Academic textbooks must be one of the biggest shams out there, as math and science do not change enough to warrant a new edition of a book multiple times under ten-year spans. With the advent of eBooks, creating new editions of books became even easier as they did not require printing. Now, with the COVID-19 pandemic, publishers are increasing the prices of eBooks for reasons unknown.
Across the pond, librarians and students at U.K. universities have been experiencing outrageous eBook prices this term, and it scarily appears that is becoming the norm. Now more than ever, students need easy, and low-cost access to books as the pandemic rages on, yet school continues in a modified remote-learning fashion. Though this should be common knowledge, one company, McGraw Hill, was used as an example for ebooks' insane pricing. The cost for libraries to get one copy of “Fundamentals of Corporate Finance,” was £65.99 ($90.77) in print and £528 ($723.89) as a single user ebook. Besides this, librarians and other people have been collecting a number of other books with similar price gouging in a spreadsheet which you can see here
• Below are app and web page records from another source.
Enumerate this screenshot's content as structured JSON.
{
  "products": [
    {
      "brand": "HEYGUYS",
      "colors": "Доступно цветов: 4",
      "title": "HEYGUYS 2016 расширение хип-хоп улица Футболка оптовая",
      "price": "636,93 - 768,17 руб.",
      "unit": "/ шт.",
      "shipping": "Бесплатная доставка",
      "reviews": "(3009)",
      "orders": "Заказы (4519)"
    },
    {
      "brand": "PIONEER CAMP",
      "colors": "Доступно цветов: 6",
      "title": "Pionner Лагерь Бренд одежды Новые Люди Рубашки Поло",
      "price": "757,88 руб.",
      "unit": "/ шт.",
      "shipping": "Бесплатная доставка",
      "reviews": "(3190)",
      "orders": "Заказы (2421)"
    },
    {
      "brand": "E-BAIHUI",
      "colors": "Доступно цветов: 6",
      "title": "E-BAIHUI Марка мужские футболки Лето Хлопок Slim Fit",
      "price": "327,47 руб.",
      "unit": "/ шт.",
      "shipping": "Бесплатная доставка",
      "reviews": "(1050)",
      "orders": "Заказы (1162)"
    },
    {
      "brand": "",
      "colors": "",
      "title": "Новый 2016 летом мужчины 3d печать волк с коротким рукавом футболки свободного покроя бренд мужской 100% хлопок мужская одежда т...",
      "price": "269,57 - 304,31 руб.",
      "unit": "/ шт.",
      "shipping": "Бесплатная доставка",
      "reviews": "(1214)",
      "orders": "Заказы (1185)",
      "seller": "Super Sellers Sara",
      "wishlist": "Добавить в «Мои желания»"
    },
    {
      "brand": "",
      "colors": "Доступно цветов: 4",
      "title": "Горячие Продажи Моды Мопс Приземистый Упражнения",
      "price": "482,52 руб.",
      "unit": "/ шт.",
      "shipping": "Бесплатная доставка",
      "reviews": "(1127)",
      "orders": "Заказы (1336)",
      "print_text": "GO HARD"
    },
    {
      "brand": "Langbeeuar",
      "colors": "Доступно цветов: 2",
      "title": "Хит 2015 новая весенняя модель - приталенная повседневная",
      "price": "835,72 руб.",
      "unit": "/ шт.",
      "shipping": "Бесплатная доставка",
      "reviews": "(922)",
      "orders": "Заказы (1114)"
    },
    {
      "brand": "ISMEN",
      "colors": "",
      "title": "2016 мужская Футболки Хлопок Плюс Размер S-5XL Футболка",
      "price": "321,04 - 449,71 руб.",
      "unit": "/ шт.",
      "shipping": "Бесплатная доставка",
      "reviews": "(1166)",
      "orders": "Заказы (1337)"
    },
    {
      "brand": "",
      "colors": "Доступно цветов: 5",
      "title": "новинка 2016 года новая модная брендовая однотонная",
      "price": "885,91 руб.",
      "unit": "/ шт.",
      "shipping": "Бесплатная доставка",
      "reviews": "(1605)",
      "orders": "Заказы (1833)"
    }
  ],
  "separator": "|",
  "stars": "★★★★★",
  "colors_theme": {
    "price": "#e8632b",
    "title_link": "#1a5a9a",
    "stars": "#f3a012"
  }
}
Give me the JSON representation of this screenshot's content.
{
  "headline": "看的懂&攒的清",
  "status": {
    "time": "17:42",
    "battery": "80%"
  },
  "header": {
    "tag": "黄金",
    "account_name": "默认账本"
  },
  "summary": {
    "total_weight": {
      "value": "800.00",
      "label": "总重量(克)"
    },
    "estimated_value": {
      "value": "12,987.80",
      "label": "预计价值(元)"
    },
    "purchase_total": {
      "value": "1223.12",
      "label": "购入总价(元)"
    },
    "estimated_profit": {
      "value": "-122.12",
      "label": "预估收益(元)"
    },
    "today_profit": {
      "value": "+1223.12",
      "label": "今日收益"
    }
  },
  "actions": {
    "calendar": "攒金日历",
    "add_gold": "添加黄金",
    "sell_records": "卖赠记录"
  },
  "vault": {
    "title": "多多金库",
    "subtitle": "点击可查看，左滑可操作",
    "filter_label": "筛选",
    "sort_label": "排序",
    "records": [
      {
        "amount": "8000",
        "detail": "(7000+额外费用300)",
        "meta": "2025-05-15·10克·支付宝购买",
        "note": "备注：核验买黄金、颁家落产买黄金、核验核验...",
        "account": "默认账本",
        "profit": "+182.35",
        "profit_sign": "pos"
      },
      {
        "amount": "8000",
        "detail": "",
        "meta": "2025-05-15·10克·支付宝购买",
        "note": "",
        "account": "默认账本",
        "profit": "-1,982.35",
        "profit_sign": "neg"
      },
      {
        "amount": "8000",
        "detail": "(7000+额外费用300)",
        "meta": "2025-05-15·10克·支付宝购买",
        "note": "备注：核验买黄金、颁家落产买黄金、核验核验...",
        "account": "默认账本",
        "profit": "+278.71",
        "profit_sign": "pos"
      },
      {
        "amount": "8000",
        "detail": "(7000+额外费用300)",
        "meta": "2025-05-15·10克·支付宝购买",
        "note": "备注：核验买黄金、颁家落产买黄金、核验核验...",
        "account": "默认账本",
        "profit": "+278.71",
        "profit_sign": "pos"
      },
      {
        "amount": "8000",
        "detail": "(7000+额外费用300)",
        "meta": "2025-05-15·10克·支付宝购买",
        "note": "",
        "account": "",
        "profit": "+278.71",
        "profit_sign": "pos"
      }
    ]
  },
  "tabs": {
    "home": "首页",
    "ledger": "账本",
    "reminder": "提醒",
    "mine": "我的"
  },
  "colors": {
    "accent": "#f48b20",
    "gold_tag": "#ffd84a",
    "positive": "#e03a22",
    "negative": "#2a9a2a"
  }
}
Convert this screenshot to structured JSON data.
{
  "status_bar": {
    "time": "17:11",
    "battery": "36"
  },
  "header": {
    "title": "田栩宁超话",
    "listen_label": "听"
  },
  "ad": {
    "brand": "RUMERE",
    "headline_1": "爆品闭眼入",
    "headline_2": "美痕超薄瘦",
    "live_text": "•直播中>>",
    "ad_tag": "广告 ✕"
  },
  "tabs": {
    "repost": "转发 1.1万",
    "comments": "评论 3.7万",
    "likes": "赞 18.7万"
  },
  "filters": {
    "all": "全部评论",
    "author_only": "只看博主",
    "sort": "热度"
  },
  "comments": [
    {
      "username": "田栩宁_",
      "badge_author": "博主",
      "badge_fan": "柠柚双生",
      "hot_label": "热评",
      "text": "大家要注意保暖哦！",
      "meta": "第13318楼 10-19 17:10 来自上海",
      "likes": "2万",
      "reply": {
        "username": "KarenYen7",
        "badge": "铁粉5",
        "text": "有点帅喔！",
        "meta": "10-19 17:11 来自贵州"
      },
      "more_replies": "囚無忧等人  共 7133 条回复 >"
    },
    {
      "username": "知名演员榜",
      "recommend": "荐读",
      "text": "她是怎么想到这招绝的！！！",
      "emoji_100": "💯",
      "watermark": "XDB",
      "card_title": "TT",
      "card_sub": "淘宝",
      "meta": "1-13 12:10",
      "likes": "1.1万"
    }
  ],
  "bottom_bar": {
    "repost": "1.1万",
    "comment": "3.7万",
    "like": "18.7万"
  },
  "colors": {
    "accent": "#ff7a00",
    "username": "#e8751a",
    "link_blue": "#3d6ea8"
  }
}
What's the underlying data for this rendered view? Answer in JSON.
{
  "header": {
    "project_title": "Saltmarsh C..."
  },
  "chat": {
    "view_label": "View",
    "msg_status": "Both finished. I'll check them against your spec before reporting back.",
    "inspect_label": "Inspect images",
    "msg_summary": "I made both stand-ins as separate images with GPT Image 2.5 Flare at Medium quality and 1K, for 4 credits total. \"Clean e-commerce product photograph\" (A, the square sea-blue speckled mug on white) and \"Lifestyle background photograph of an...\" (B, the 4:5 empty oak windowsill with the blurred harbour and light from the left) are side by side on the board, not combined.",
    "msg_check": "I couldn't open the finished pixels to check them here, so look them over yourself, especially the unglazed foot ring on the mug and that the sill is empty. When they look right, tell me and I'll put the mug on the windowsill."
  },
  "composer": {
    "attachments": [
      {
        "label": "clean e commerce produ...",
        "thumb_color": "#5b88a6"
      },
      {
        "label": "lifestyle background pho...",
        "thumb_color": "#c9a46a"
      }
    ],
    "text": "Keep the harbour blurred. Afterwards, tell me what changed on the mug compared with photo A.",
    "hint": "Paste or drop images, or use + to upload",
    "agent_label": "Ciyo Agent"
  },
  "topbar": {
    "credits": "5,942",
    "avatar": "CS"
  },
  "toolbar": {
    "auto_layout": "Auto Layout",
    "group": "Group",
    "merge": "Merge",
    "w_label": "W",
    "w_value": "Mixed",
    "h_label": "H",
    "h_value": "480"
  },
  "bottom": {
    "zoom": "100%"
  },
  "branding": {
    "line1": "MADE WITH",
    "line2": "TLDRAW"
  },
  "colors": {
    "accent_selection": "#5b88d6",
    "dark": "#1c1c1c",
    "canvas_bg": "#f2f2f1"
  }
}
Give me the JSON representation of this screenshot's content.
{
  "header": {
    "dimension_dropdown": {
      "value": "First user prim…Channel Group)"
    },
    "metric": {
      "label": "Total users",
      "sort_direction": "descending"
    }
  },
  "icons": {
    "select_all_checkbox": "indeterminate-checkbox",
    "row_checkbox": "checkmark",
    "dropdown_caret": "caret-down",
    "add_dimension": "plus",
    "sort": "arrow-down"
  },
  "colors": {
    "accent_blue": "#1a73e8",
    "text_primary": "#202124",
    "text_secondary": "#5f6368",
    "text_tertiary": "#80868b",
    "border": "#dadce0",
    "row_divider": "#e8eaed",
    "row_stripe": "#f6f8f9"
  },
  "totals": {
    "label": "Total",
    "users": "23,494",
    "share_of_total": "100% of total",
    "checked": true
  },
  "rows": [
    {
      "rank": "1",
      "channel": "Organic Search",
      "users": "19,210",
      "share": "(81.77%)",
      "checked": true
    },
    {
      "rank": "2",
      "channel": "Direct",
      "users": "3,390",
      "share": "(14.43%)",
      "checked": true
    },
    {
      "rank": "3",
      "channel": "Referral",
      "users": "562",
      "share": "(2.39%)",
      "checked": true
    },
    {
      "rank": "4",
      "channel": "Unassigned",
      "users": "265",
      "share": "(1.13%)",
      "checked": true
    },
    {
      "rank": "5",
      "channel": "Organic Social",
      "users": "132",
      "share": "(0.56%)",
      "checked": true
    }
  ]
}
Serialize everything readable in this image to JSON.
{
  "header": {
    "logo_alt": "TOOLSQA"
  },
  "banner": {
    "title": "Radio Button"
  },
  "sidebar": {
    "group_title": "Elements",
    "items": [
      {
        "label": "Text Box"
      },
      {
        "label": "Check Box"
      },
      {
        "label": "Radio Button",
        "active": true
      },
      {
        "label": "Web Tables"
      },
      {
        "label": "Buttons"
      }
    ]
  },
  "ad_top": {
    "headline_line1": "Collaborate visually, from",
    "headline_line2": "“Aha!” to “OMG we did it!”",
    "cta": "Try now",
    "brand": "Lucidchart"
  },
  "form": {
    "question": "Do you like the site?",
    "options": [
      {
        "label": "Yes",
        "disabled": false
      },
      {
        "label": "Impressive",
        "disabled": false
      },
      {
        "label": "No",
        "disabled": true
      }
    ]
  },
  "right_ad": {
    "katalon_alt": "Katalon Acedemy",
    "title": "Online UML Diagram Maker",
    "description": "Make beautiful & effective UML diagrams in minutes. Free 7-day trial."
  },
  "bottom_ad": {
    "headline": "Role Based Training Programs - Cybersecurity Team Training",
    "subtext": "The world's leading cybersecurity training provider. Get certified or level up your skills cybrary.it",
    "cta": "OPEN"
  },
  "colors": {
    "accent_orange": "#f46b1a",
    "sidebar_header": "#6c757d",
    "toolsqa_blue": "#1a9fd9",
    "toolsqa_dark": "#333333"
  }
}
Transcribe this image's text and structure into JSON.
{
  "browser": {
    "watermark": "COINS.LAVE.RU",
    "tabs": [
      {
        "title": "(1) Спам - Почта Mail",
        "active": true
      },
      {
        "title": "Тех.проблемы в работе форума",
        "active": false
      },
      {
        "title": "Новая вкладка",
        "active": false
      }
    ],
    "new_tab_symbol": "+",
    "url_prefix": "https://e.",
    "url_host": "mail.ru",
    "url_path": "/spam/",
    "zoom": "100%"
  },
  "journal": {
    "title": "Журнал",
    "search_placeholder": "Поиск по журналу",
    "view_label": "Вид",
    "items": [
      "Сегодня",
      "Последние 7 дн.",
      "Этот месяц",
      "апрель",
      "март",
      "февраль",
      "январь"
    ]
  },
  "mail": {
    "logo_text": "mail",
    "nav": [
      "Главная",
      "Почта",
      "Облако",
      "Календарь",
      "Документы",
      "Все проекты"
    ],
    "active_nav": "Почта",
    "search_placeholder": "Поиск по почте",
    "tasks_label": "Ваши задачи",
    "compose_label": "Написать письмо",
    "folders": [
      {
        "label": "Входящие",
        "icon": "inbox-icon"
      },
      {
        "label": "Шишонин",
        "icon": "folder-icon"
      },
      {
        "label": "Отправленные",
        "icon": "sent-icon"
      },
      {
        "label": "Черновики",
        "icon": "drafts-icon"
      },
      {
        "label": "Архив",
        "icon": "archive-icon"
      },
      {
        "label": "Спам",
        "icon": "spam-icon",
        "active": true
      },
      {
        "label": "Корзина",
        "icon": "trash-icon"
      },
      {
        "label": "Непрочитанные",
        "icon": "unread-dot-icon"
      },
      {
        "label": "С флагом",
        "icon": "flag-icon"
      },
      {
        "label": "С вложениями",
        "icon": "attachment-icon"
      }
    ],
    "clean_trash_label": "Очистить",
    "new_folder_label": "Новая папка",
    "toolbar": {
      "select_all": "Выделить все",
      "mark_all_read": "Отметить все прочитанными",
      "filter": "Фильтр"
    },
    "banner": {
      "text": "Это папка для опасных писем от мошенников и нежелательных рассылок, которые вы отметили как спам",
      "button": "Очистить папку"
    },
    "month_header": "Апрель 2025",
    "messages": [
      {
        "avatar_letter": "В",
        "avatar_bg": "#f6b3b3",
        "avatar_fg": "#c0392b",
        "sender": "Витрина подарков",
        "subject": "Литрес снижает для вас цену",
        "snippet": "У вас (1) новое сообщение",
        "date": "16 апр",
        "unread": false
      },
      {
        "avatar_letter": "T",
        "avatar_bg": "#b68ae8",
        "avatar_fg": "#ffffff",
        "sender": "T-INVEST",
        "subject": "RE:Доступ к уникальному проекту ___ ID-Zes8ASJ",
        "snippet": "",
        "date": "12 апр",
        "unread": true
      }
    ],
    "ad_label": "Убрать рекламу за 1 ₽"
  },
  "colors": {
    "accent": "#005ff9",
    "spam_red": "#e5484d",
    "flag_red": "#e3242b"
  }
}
When speaking to The Guardian, Johanna Anderson, subject librarian at the University of Gloucestershire, said that these prices are “not exceptions, but the prices I have come to expect to see.” As this is a widespread problem, approximately 3,000 librarians, academics, and students have signed an open letter that calls for regulation of the academic books market. The letter explains that due to U.K. copyright law, libraries cannot purchase ebooks in the way individuals can but are required to license the book specifically for university use. This license gives way to the prices mentioned above that are, again, not the exception.
While book prices do not appear to be as ridiculous in the U.S., it still calls into question the validity of book prices worldwide. According to the National Center for Education Statistics, students could expect to pay up to an approximated $1,200 a year for books, but that is only an average as the chart above states. On the higher end, College Board’s Trends In College Pricing and Student Aid 2020 reports that first-time, full-time students at non-profit public four-year colleges would need to cover an estimated $4,640 in books, supplies, transportation, and other personal expenses.
Ultimately, what this boils down to is a need for global regulation on the prices of textbooks. Publishing companies are simply taking advantage of students and colleges who have no other option for purchasing books, and this trend will only continue and rise as time goes on. In any case, have you personally experienced college book price gouging at all? Let us know in the comments below.